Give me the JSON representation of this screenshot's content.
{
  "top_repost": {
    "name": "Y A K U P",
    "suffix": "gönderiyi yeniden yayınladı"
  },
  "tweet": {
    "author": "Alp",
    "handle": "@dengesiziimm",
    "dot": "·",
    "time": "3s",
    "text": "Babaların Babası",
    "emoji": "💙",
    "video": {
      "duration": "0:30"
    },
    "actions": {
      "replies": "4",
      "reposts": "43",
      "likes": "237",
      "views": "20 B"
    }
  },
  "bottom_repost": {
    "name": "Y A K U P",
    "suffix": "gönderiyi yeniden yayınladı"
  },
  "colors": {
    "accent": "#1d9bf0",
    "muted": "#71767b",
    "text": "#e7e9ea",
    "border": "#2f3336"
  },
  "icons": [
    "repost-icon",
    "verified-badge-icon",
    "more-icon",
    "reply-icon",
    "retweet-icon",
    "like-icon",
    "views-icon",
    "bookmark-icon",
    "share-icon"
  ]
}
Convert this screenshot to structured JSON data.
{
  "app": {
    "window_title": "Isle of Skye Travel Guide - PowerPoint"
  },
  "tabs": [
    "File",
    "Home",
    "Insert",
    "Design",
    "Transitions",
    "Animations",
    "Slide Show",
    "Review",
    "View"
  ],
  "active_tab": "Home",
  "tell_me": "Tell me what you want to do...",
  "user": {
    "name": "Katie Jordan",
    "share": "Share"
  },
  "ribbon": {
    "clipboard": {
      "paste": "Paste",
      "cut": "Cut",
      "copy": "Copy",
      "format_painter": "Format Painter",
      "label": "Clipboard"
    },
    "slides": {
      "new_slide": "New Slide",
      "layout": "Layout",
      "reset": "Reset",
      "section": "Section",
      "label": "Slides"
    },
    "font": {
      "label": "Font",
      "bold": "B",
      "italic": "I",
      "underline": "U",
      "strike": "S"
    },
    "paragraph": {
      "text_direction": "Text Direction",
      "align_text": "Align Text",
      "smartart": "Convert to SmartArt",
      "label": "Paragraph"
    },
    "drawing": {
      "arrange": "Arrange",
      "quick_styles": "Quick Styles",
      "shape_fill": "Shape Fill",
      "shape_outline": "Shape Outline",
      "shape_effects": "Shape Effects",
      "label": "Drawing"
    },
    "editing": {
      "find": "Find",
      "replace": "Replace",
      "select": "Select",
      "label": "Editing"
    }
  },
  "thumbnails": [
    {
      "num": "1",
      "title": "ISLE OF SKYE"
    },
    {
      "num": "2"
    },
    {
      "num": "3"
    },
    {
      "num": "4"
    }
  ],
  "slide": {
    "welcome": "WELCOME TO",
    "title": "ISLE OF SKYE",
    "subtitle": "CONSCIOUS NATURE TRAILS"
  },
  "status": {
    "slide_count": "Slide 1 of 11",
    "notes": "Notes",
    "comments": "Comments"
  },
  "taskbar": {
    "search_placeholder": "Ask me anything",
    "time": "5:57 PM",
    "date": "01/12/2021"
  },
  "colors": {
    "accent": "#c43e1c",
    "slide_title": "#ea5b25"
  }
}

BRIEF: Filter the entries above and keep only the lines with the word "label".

EXERCISE RESULT:
      "label": "Clipboard"
      "label": "Slides"
      "label": "Font",
      "label": "Paragraph"
      "label": "Drawing"
      "label": "Editing"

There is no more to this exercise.